In 2019, Elijah McClain, a self-taught 23-year-old violinist, was stopped by police on his way home from a convenience store in Aurora, Colorado, for “looking suspicious.” He was put into a choke hold twice, injected with ketamine, and suffered a cardiac arrest from which he never recovered. His death spurred police reform in Colorado and inspired composer Dave Ragland’s brief, mournful, and haunting chamber piece, “Eight Tones for Elijah.” It’s on the program for CSO’s MusicNOW season opener, Montgomery and the Blacknificent 7. Curated by CSO composer in residence Jessie Montgomery, the concert will feature work by a collective of Black composers, including Montgomery, who came together during the pandemic. Performers include Montgomery and collective members Jasmine Barnes, Carlos Simon, and Damien Geter, as well as tenor Russell Thomas and musicians from the CSO, conducted by Donald Lee III. There’s a preconcert panel discussion at 3 PM and an afterparty at 6 PM.  

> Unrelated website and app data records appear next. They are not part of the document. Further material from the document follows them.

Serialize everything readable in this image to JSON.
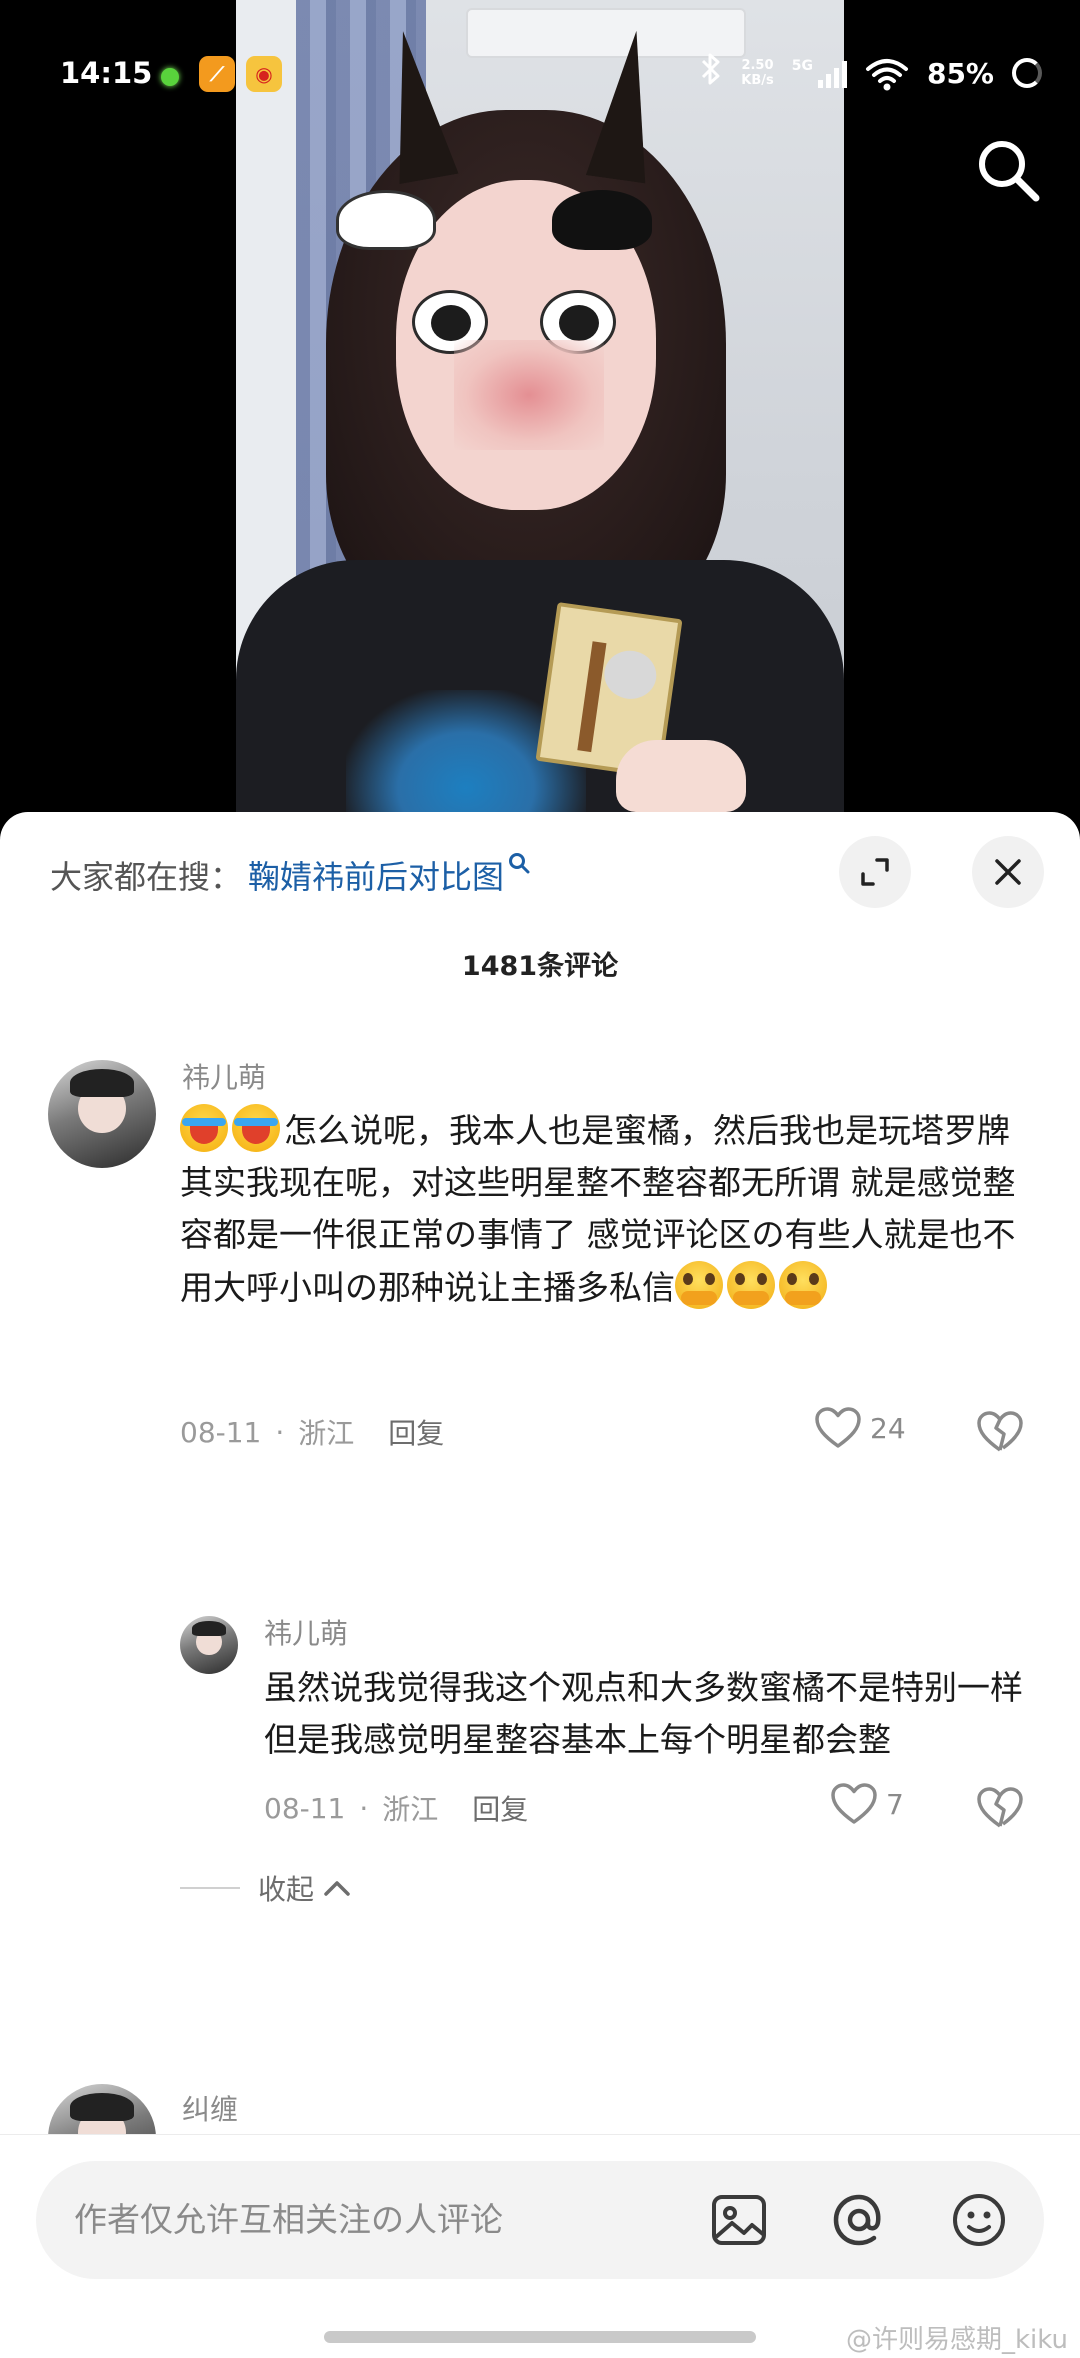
{
  "status_bar": {
    "time": "14:15",
    "net_speed_value": "2.50",
    "net_speed_unit": "KB/s",
    "network_type": "5G",
    "battery": "85%"
  },
  "sheet": {
    "hot_search_label": "大家都在搜：",
    "hot_search_term": "鞠婧祎前后对比图",
    "comment_count": "1481条评论"
  },
  "comments": [
    {
      "name": "祎儿萌",
      "text": "怎么说呢，我本人也是蜜橘，然后我也是玩塔罗牌　其实我现在呢，对这些明星整不整容都无所谓  就是感觉整容都是一件很正常の事情了  感觉评论区の有些人就是也不用大呼小叫の那种说让主播多私信",
      "date": "08-11",
      "location": "浙江",
      "reply_label": "回复",
      "likes": "24",
      "replies": [
        {
          "name": "祎儿萌",
          "text": "虽然说我觉得我这个观点和大多数蜜橘不是特别一样  但是我感觉明星整容基本上每个明星都会整",
          "date": "08-11",
          "location": "浙江",
          "reply_label": "回复",
          "likes": "7"
        }
      ],
      "collapse_label": "收起"
    },
    {
      "name": "纠缠"
    }
  ],
  "input": {
    "placeholder": "作者仅允许互相关注の人评论"
  },
  "watermark": "@许则易感期_kiku",
  "colors": {
    "link_blue": "#1c5fa6",
    "meta_gray": "#9a9a9a"
  }
}
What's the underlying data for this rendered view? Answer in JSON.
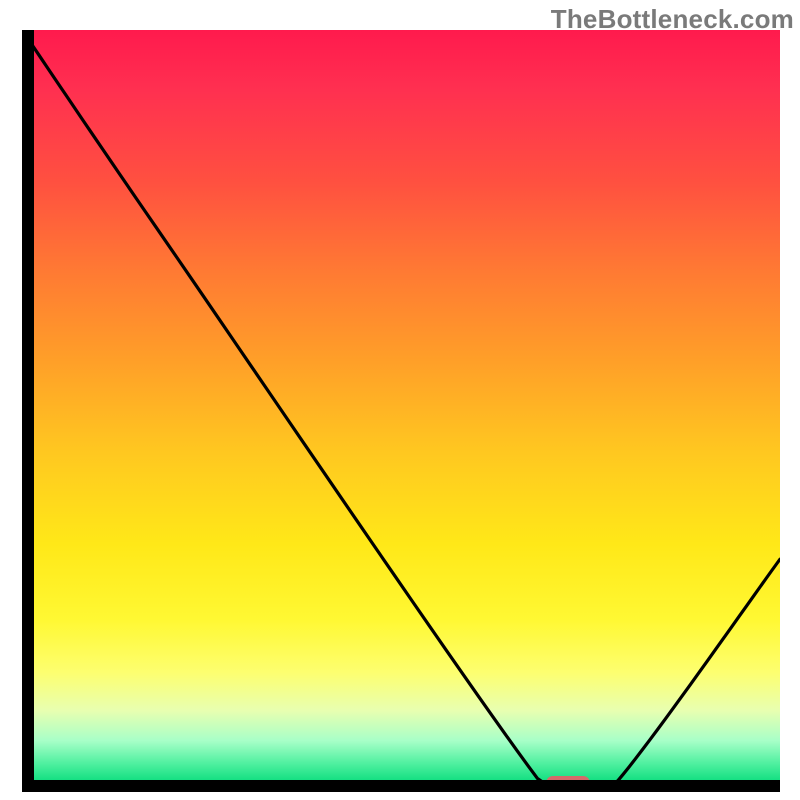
{
  "watermark": "TheBottleneck.com",
  "chart_data": {
    "type": "line",
    "title": "",
    "xlabel": "",
    "ylabel": "",
    "xlim": [
      0,
      100
    ],
    "ylim": [
      0,
      100
    ],
    "x": [
      0,
      19,
      68,
      73,
      78,
      100
    ],
    "values": [
      100,
      72,
      1,
      0,
      0,
      30
    ],
    "marker": {
      "x": 72,
      "y": 0
    },
    "background": "gradient-red-to-green",
    "colors": {
      "top": "#ff1a4d",
      "mid": "#ffd020",
      "bottom": "#00da78",
      "curve": "#000000",
      "marker": "#d46a6a",
      "axes": "#000000"
    }
  }
}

Montgomery and the Blacknificent 7, Sun 12/3 4:30 PM, Symphony Center, 220 S. Michigan, 312-294-3000,, $30-$50.

For the humbugs among us, Chicago Opera Theater is offering the Chicago debut of Dmitri Shostakovich’s cynical and satiric 1928 clown car of an opera, The Nose. Based on Nikolai Gogol’s 1836 short story with the same title, it’s the tale of a minor Russian official who wakes up one day to find that his proboscis has left its place on his face and is making its own surprisingly successful way in Saint Petersburg, having already achieved a higher rank than his own. His efforts to retrieve it and coax it back into place lead to multiple mind-blowing encounters with ineptitude, corruption, and chaos. Francesca Zambello directs this production, which features baritone Aleksey Bogdanov as the official and tenor Curtis Bannister as the nose. Lidiya Yankovskaya conducts the raucous, iconoclastic  score. Scrooge, I think, would have loved it. 

The Nose, Fri 12/8 7:30 PM, Sun 12/10 3 PM, Harris Theater for Music and Dance, 205 E. Randolph, 312-704-8414,, $45-$150.